◆ What you should do ◆
Where a line in the records below includes "Does", pull that line out.

(Available data)

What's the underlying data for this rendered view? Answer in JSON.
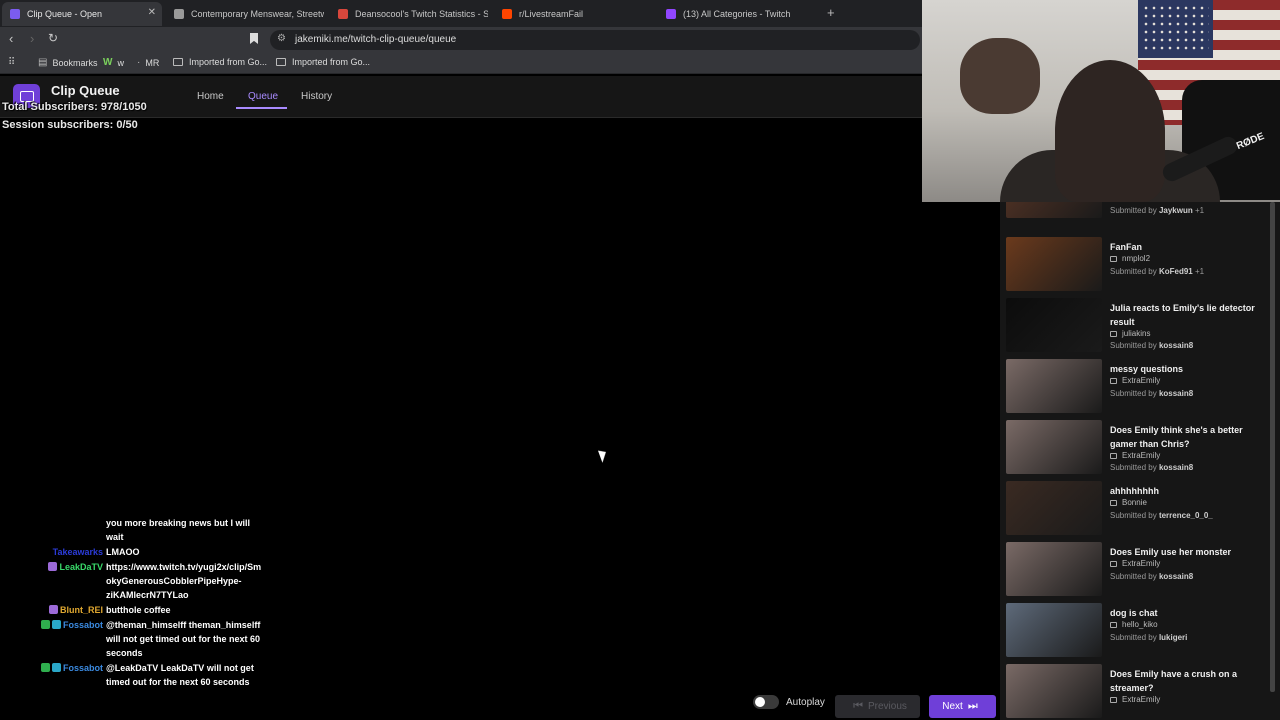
{
  "browser": {
    "tabs": [
      {
        "title": "Clip Queue - Open",
        "fav": "#7b5cf0",
        "active": true
      },
      {
        "title": "Contemporary Menswear, Streetwear",
        "fav": "#9a9a9a",
        "active": false
      },
      {
        "title": "Deansocool's Twitch Statistics - Socia",
        "fav": "#d9473c",
        "active": false
      },
      {
        "title": "r/LivestreamFail",
        "fav": "#ff4500",
        "active": false
      },
      {
        "title": "(13) All Categories - Twitch",
        "fav": "#9146ff",
        "active": false
      }
    ],
    "url": "jakemiki.me/twitch-clip-queue/queue",
    "bookmarks": [
      "Bookmarks",
      "w",
      "MR",
      "Imported from Go...",
      "Imported from Go..."
    ]
  },
  "app": {
    "title": "Clip Queue",
    "nav": [
      "Home",
      "Queue",
      "History"
    ]
  },
  "overlay": {
    "total_subscribers": "Total Subscribers: 978/1050",
    "session_subscribers": "Session subscribers: 0/50"
  },
  "chat": [
    {
      "user": "",
      "color": "#ffffff",
      "badges": [],
      "text": "you more breaking news but I will wait"
    },
    {
      "user": "Takeawarks",
      "color": "#2b3bd8",
      "badges": [],
      "text": "LMAOO"
    },
    {
      "user": "LeakDaTV",
      "color": "#39d96a",
      "badges": [
        "#9c6ad8"
      ],
      "text": "https://www.twitch.tv/yugi2x/clip/SmokyGenerousCobblerPipeHype-ziKAMlecrN7TYLao"
    },
    {
      "user": "Blunt_REI",
      "color": "#e0a830",
      "badges": [
        "#9c6ad8"
      ],
      "text": "butthole coffee"
    },
    {
      "user": "Fossabot",
      "color": "#3b8ae0",
      "badges": [
        "#2fae4e",
        "#2aa7c8"
      ],
      "text": "@theman_himselff theman_himselff will not get timed out for the next 60 seconds"
    },
    {
      "user": "Fossabot",
      "color": "#3b8ae0",
      "badges": [
        "#2fae4e",
        "#2aa7c8"
      ],
      "text": "@LeakDaTV LeakDaTV will not get timed out for the next 60 seconds"
    }
  ],
  "controls": {
    "autoplay": "Autoplay",
    "previous": "Previous",
    "next": "Next"
  },
  "queue": [
    {
      "title": "",
      "channel": "",
      "submitter": "Jaykwun",
      "extra": "+1",
      "thumb": "#5a3626"
    },
    {
      "title": "FanFan",
      "channel": "nmplol2",
      "submitter": "KoFed91",
      "extra": "+1",
      "thumb": "#6b3a1c"
    },
    {
      "title": "Julia reacts to Emily's lie detector result",
      "channel": "juliakins",
      "submitter": "kossain8",
      "extra": "",
      "thumb": "#0c0c0c"
    },
    {
      "title": "messy questions",
      "channel": "ExtraEmily",
      "submitter": "kossain8",
      "extra": "",
      "thumb": "#7a6a66"
    },
    {
      "title": "Does Emily think she's a better gamer than Chris?",
      "channel": "ExtraEmily",
      "submitter": "kossain8",
      "extra": "",
      "thumb": "#7a6a66"
    },
    {
      "title": "ahhhhhhhh",
      "channel": "Bonnie",
      "submitter": "terrence_0_0_",
      "extra": "",
      "thumb": "#3a2a22"
    },
    {
      "title": "Does Emily use her monster",
      "channel": "ExtraEmily",
      "submitter": "kossain8",
      "extra": "",
      "thumb": "#7a6a66"
    },
    {
      "title": "dog is chat",
      "channel": "hello_kiko",
      "submitter": "lukigeri",
      "extra": "",
      "thumb": "#5e6a7a"
    },
    {
      "title": "Does Emily have a crush on a streamer?",
      "channel": "ExtraEmily",
      "submitter": "",
      "extra": "",
      "thumb": "#7a6a66"
    }
  ],
  "queue_submitted_prefix": "Submitted by",
  "webcam": {
    "mic_brand": "RØDE"
  }
}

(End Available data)

◆ Answer to the problem ◆
      "title": "Does Emily think she's a better gamer than Chris?",
      "title": "Does Emily use her monster",
      "title": "Does Emily have a crush on a streamer?",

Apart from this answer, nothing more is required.